● **GIVEN ENTRIES**
----
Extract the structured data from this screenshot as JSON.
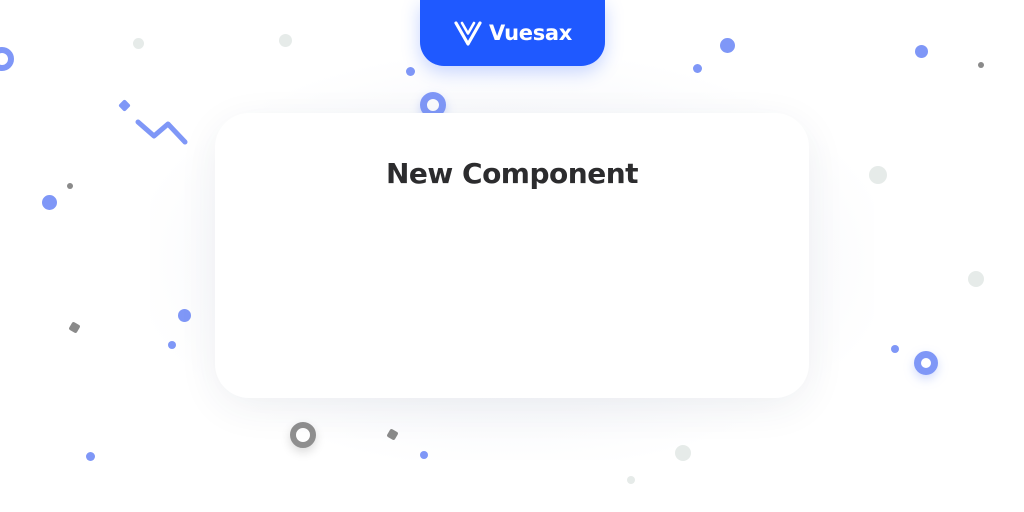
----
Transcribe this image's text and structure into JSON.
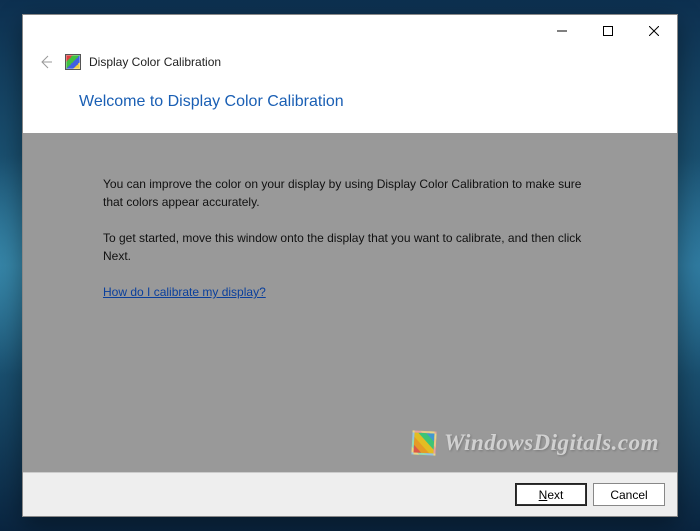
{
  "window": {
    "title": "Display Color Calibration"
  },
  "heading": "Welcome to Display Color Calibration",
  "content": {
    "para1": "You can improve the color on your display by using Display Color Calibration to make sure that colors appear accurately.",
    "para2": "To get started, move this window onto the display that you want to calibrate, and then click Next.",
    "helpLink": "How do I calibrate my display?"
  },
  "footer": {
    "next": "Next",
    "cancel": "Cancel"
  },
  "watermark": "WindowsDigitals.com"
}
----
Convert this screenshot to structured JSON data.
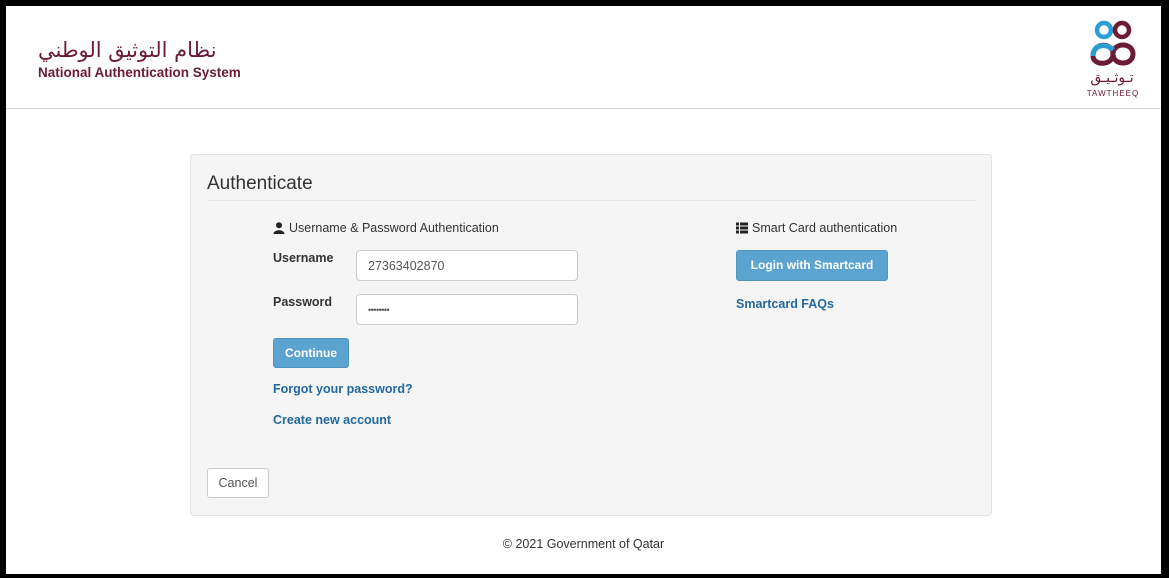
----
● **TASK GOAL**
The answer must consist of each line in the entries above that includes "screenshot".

● **THE ANSWER**
Extract the structured data from this screenshot as JSON.
Convert this screenshot to structured JSON data.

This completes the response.